Case Presentation: A 70-year-old man was admitted to our hospital due to prolonged fever and progressive polyarthritis. He had progressive supranuclear palsy and needed a cane when walking. Six-months before admission for his current illness, he had high fever and arthralgia in the right elbow, which was treated with loxoprofen. However, loxoprofen produced only temporary symptom improvement and, as time went on, arthritis developed in other joints as well. His activity levels gradually declined, with progressive debilitation. He was almost completely bedridden at the time of admission. Physical examination revealed swelling and tenderness of the right elbow and tenderness of the left elbow and bilateral shoulder, wrist and ankle joints. Axillary lymph nodes were palpable bilaterally, but hilar lymphadenopathy was not detected on chest radiography. Computed tomography disclosed bilateral pleural effusion and systemic lymphadenopathy including of axillary nodes. He had increased levels of C-reactive protein and soluble interleukin-2 receptor, and absence of rheumatoid factor and anti-citrullinated protein antibodies. Fluorine-18 fluorodeoxyglucose-positron emission tomography detected positive accumulation in axillary, iliac artery, inguinal and mediastinal lymph nodes, as well as bilateral elbow, shoulder, wrist, and ankle joints. Since we suspected a diagnosis of malignant lymphoma, we performed right axillary lymph node biopsy, which demonstrated epithelioid cell granulomas in the specimens. Angiotensin-converting enzyme levels were elevated (35.4 U/mL). We finally diagnosed that his arthritis was associated with sarcoidosis and treated the patient with prednisolone (0.5 mg/kg/day). Thereafter, fever and arthralgia disappeared and his activities of daily life improved from being bedridden to walking with a cane.
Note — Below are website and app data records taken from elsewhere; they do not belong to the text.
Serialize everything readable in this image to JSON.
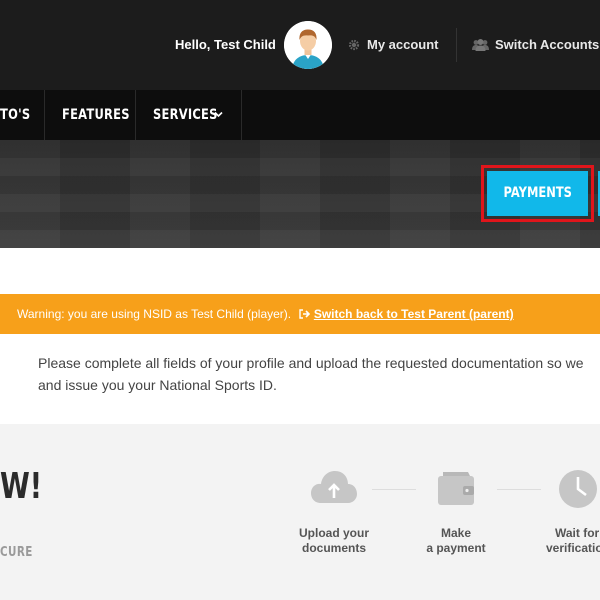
{
  "header": {
    "greeting": "Hello, Test Child",
    "my_account": "My account",
    "switch_accounts": "Switch Accounts"
  },
  "nav": {
    "items": [
      "TO'S",
      "FEATURES",
      "SERVICES"
    ]
  },
  "hero": {
    "payments_label": "PAYMENTS"
  },
  "warning": {
    "text": "Warning: you are using NSID as Test Child (player).",
    "link": "Switch back to Test Parent (parent)"
  },
  "intro": {
    "line1": "Please complete all fields of your profile and upload the requested documentation so we",
    "line2": "and issue you your National Sports ID."
  },
  "steps": {
    "heading": "W!",
    "subtext": "CURE",
    "items": [
      {
        "line1": "Upload your",
        "line2": "documents",
        "icon": "cloud-upload-icon"
      },
      {
        "line1": "Make",
        "line2": "a payment",
        "icon": "wallet-icon"
      },
      {
        "line1": "Wait for",
        "line2": "verification",
        "icon": "clock-icon"
      }
    ]
  },
  "colors": {
    "accent": "#11b8ea",
    "warning": "#f7a01a",
    "highlight": "#e0151b",
    "topbar": "#1c1c1c",
    "navbar": "#0d0d0d"
  }
}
Discussion: Acute sarcoid arthritis is often associated with erythema nodosum and bilateral hilar lymphadenopathy, and it demonstrates favorable prognosis as resolved within 6 weeks in the majority of patients. Our patient lacked the typical features of the disease, so that diagnosis of sarcoid arthritis was delayed. Our case indicates that acute arthritis with progressive course may occur in sarcoidosis, in addition to prolonged fever and malaise.
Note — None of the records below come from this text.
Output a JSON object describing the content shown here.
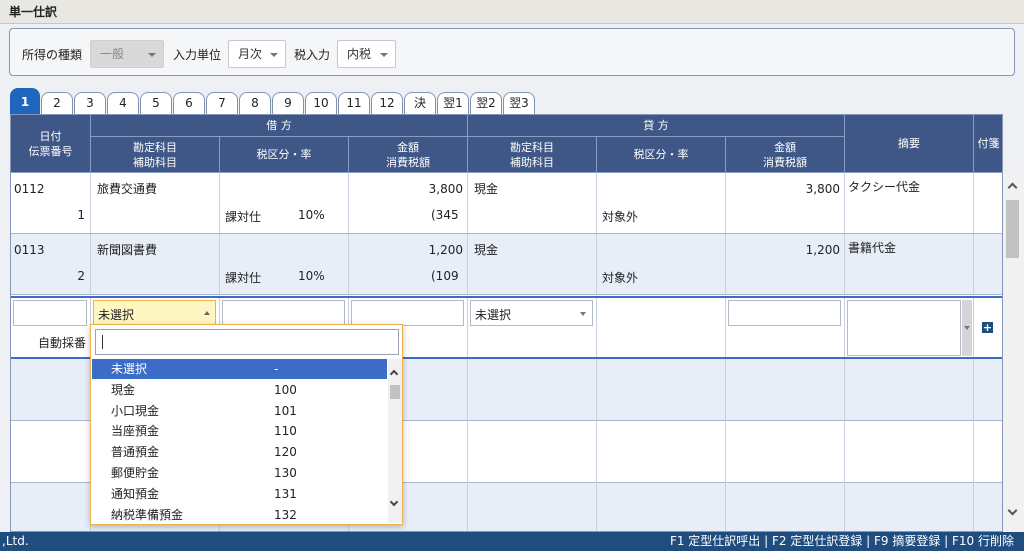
{
  "window": {
    "title": "単一仕訳"
  },
  "filters": {
    "income_type_label": "所得の種類",
    "income_type_value": "一般",
    "input_unit_label": "入力単位",
    "input_unit_value": "月次",
    "tax_input_label": "税入力",
    "tax_input_value": "内税"
  },
  "tabs": [
    "1",
    "2",
    "3",
    "4",
    "5",
    "6",
    "7",
    "8",
    "9",
    "10",
    "11",
    "12",
    "決",
    "翌1",
    "翌2",
    "翌3"
  ],
  "active_tab": "1",
  "header": {
    "date": "日付",
    "voucher": "伝票番号",
    "debit": "借 方",
    "credit": "貸 方",
    "account": "勘定科目",
    "sub_account": "補助科目",
    "tax_class": "税区分・率",
    "amount": "金額",
    "tax_amount": "消費税額",
    "memo": "摘要",
    "attachment": "付箋"
  },
  "rows": [
    {
      "date": "0112",
      "voucher": "1",
      "debit_account": "旅費交通費",
      "debit_tax": "課対仕",
      "debit_rate": "10%",
      "debit_amount": "3,800",
      "debit_tax_amount": "(345",
      "credit_account": "現金",
      "credit_tax": "対象外",
      "credit_amount": "3,800",
      "memo": "タクシー代金"
    },
    {
      "date": "0113",
      "voucher": "2",
      "debit_account": "新聞図書費",
      "debit_tax": "課対仕",
      "debit_rate": "10%",
      "debit_amount": "1,200",
      "debit_tax_amount": "(109",
      "credit_account": "現金",
      "credit_tax": "対象外",
      "credit_amount": "1,200",
      "memo": "書籍代金"
    }
  ],
  "edit_row": {
    "auto_number": "自動採番",
    "debit_account": "未選択",
    "credit_account": "未選択",
    "add_icon": "plus-icon"
  },
  "dropdown": {
    "search_value": "",
    "items": [
      {
        "name": "未選択",
        "code": "-"
      },
      {
        "name": "現金",
        "code": "100"
      },
      {
        "name": "小口現金",
        "code": "101"
      },
      {
        "name": "当座預金",
        "code": "110"
      },
      {
        "name": "普通預金",
        "code": "120"
      },
      {
        "name": "郵便貯金",
        "code": "130"
      },
      {
        "name": "通知預金",
        "code": "131"
      },
      {
        "name": "納税準備預金",
        "code": "132"
      }
    ]
  },
  "statusbar": {
    "left": ",Ltd.",
    "shortcuts": "F1 定型仕訳呼出 | F2 定型仕訳登録 | F9 摘要登録 | F10 行削除"
  },
  "colors": {
    "header": "#3e5787",
    "accent": "#1f66bf",
    "highlight_row": "#e7eef8",
    "statusbar": "#1f4d80",
    "dropdown_border": "#f1b04f"
  }
}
Conclusions: Physicians should be aware of this type of acute progressive sarcoid arthritis with fever even if hilar lymphadenopathy or erythema nodosum is absent.
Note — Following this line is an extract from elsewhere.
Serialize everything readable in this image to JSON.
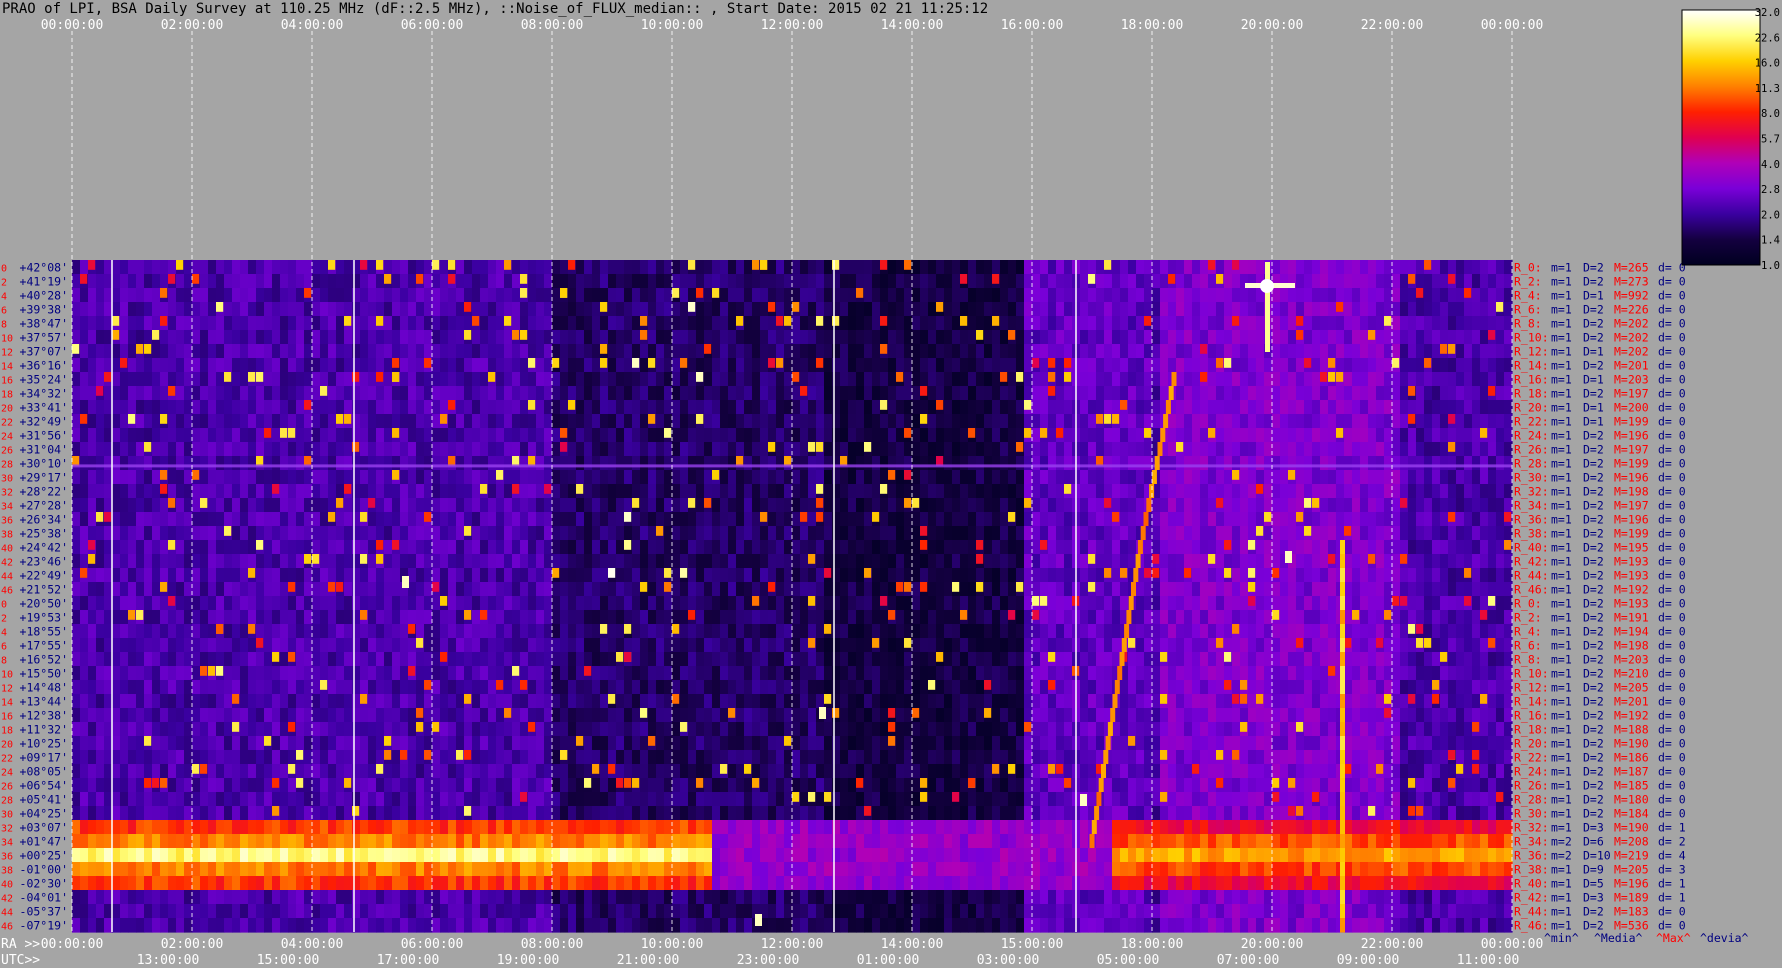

IMAGE 1: Fluorine-18 fluorodeoxyglucose-positron emission tomography findings